The study, ‘COVID-19 PM2.5 A national study on long-term exposure to air pollution and COVID-19 mortality in the United States’. concludes that “an increase of 1 μg/m3 in PM2.5 is associated with an 8% increase in the COVID-19 death rate”.
Nitrogen dioxide (NO2) is poisonous gas caused by burning of fossil fuels in car engines. Exposure to NO2 is known to be linked to increased mortality and respiratory problems. Nitrogen dioxide inflames the lining of the lung and reduces immunity to lung infections such as bronchitis.
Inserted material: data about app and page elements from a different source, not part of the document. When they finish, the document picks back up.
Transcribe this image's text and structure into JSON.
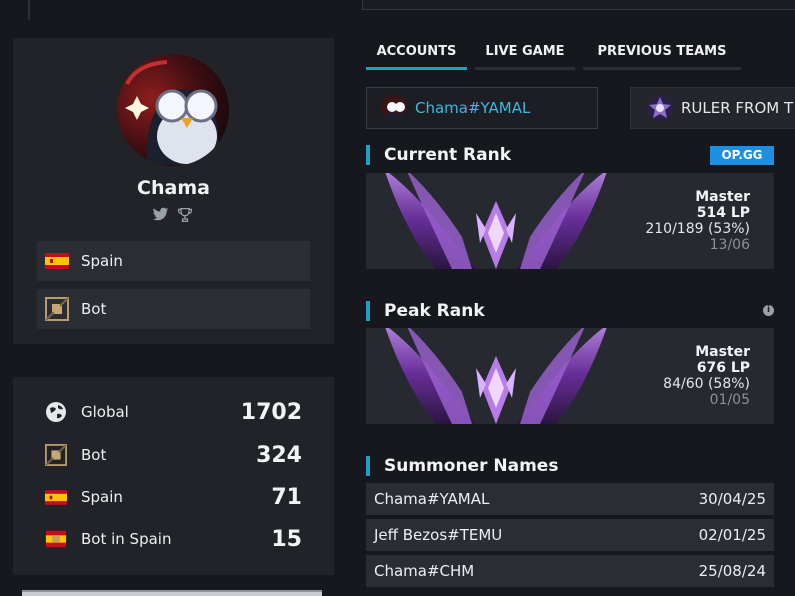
{
  "profile": {
    "name": "Chama",
    "country": "Spain",
    "role": "Bot"
  },
  "stats": [
    {
      "label": "Global",
      "value": "1702",
      "icon": "globe-icon"
    },
    {
      "label": "Bot",
      "value": "324",
      "icon": "bot-role-icon"
    },
    {
      "label": "Spain",
      "value": "71",
      "icon": "spain-flag-icon"
    },
    {
      "label": "Bot in Spain",
      "value": "15",
      "icon": "spain-bot-icon"
    }
  ],
  "tabs": [
    {
      "label": "ACCOUNTS",
      "active": true
    },
    {
      "label": "LIVE GAME",
      "active": false
    },
    {
      "label": "PREVIOUS TEAMS",
      "active": false
    }
  ],
  "accounts": [
    {
      "name": "Chama#YAMAL",
      "color": "#3cb9e3"
    },
    {
      "name": "RULER FROM T",
      "color": "#e6e7ea"
    }
  ],
  "current_rank": {
    "title": "Current Rank",
    "badge": "OP.GG",
    "tier": "Master",
    "lp": "514 LP",
    "record": "210/189 (53%)",
    "date": "13/06"
  },
  "peak_rank": {
    "title": "Peak Rank",
    "info": "i",
    "tier": "Master",
    "lp": "676 LP",
    "record": "84/60 (58%)",
    "date": "01/05"
  },
  "summoner_names": {
    "title": "Summoner Names",
    "rows": [
      {
        "name": "Chama#YAMAL",
        "date": "30/04/25"
      },
      {
        "name": "Jeff Bezos#TEMU",
        "date": "02/01/25"
      },
      {
        "name": "Chama#CHM",
        "date": "25/08/24"
      }
    ]
  },
  "colors": {
    "accent": "#17a3c7",
    "background": "#16181d",
    "card": "#212329",
    "opgg": "#1a8fe3",
    "master_purple": "#8a3fc9"
  }
}
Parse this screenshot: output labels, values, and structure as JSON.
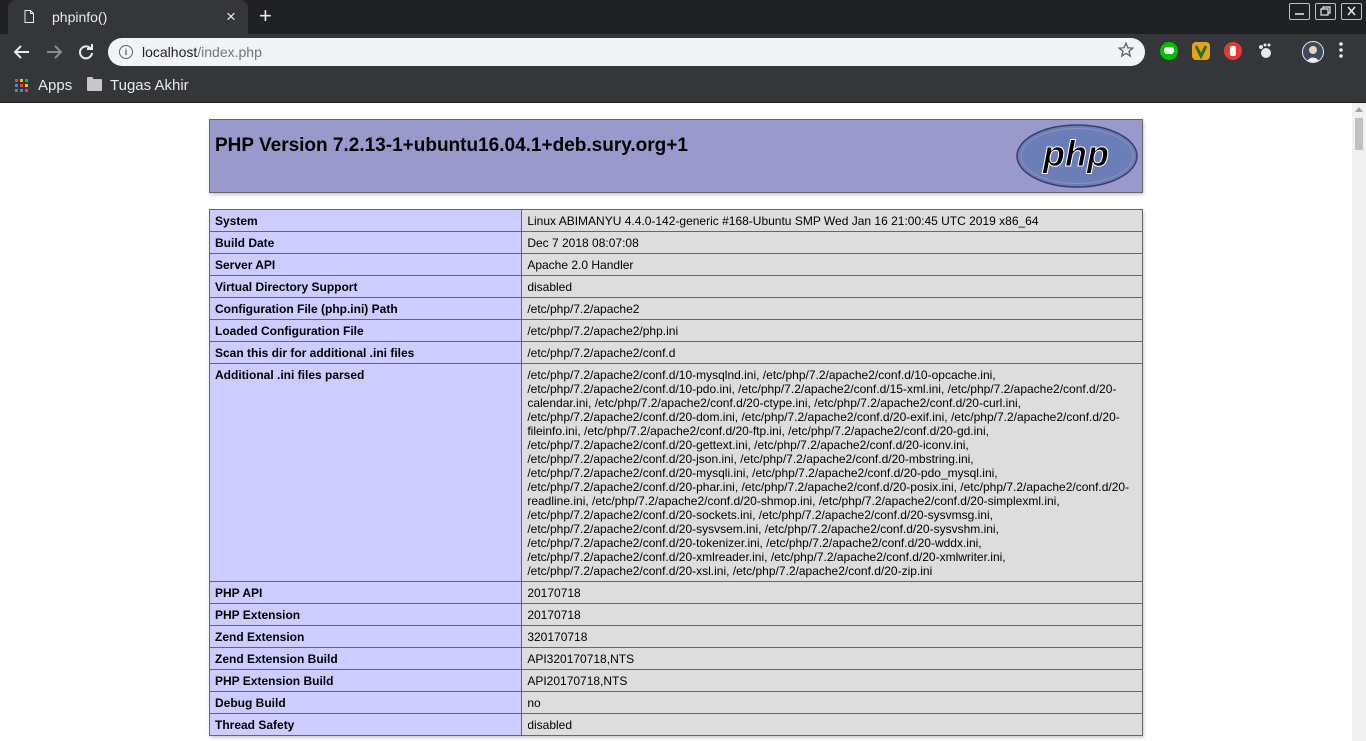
{
  "browser": {
    "tab_title": "phpinfo()",
    "tab_close": "×",
    "new_tab": "+",
    "url_host": "localhost",
    "url_path": "/index.php",
    "bookmarks": [
      {
        "label": "Apps",
        "icon": "apps-grid-icon"
      },
      {
        "label": "Tugas Akhir",
        "icon": "folder-icon"
      }
    ],
    "extensions": [
      {
        "name": "line-extension-icon",
        "color": "#00c300"
      },
      {
        "name": "vimium-extension-icon",
        "color": "#e8a317"
      },
      {
        "name": "stop-hand-extension-icon",
        "color": "#e53935"
      },
      {
        "name": "gnome-extension-icon",
        "color": "#e8eaed"
      }
    ]
  },
  "phpinfo": {
    "title": "PHP Version 7.2.13-1+ubuntu16.04.1+deb.sury.org+1",
    "logo_text": "php",
    "rows": [
      {
        "key": "System",
        "value": "Linux ABIMANYU 4.4.0-142-generic #168-Ubuntu SMP Wed Jan 16 21:00:45 UTC 2019 x86_64"
      },
      {
        "key": "Build Date",
        "value": "Dec 7 2018 08:07:08"
      },
      {
        "key": "Server API",
        "value": "Apache 2.0 Handler"
      },
      {
        "key": "Virtual Directory Support",
        "value": "disabled"
      },
      {
        "key": "Configuration File (php.ini) Path",
        "value": "/etc/php/7.2/apache2"
      },
      {
        "key": "Loaded Configuration File",
        "value": "/etc/php/7.2/apache2/php.ini"
      },
      {
        "key": "Scan this dir for additional .ini files",
        "value": "/etc/php/7.2/apache2/conf.d"
      },
      {
        "key": "Additional .ini files parsed",
        "value": "/etc/php/7.2/apache2/conf.d/10-mysqlnd.ini, /etc/php/7.2/apache2/conf.d/10-opcache.ini, /etc/php/7.2/apache2/conf.d/10-pdo.ini, /etc/php/7.2/apache2/conf.d/15-xml.ini, /etc/php/7.2/apache2/conf.d/20-calendar.ini, /etc/php/7.2/apache2/conf.d/20-ctype.ini, /etc/php/7.2/apache2/conf.d/20-curl.ini, /etc/php/7.2/apache2/conf.d/20-dom.ini, /etc/php/7.2/apache2/conf.d/20-exif.ini, /etc/php/7.2/apache2/conf.d/20-fileinfo.ini, /etc/php/7.2/apache2/conf.d/20-ftp.ini, /etc/php/7.2/apache2/conf.d/20-gd.ini, /etc/php/7.2/apache2/conf.d/20-gettext.ini, /etc/php/7.2/apache2/conf.d/20-iconv.ini, /etc/php/7.2/apache2/conf.d/20-json.ini, /etc/php/7.2/apache2/conf.d/20-mbstring.ini, /etc/php/7.2/apache2/conf.d/20-mysqli.ini, /etc/php/7.2/apache2/conf.d/20-pdo_mysql.ini, /etc/php/7.2/apache2/conf.d/20-phar.ini, /etc/php/7.2/apache2/conf.d/20-posix.ini, /etc/php/7.2/apache2/conf.d/20-readline.ini, /etc/php/7.2/apache2/conf.d/20-shmop.ini, /etc/php/7.2/apache2/conf.d/20-simplexml.ini, /etc/php/7.2/apache2/conf.d/20-sockets.ini, /etc/php/7.2/apache2/conf.d/20-sysvmsg.ini, /etc/php/7.2/apache2/conf.d/20-sysvsem.ini, /etc/php/7.2/apache2/conf.d/20-sysvshm.ini, /etc/php/7.2/apache2/conf.d/20-tokenizer.ini, /etc/php/7.2/apache2/conf.d/20-wddx.ini, /etc/php/7.2/apache2/conf.d/20-xmlreader.ini, /etc/php/7.2/apache2/conf.d/20-xmlwriter.ini, /etc/php/7.2/apache2/conf.d/20-xsl.ini, /etc/php/7.2/apache2/conf.d/20-zip.ini"
      },
      {
        "key": "PHP API",
        "value": "20170718"
      },
      {
        "key": "PHP Extension",
        "value": "20170718"
      },
      {
        "key": "Zend Extension",
        "value": "320170718"
      },
      {
        "key": "Zend Extension Build",
        "value": "API320170718,NTS"
      },
      {
        "key": "PHP Extension Build",
        "value": "API20170718,NTS"
      },
      {
        "key": "Debug Build",
        "value": "no"
      },
      {
        "key": "Thread Safety",
        "value": "disabled"
      }
    ]
  },
  "colors": {
    "header_bg": "#9999cc",
    "key_cell_bg": "#ccccff",
    "value_cell_bg": "#dddddd",
    "border": "#666666"
  }
}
Particulate Matter are tiny, often invisible particles in the air. Particles originating from road traffic include soot from engines, small bits of metal and rubber from engine wear and braking as well as dust from road surfaces. They can penetrate the deepest part of the lungs and damage our health. The World Health Organisation advises that there is no safe level of exposure to Particulate Matter
Friends of the Earth Scotland is:
* Scotland’s leading environmental campaigning organisation
* An independent Scottish charity with a network of thousands of supporters and active local groups across Scotland* Part of the largest grassroots environmental network in the world, uniting over 2 million supporters, 75 national member groups, and 5,000 local activist groups.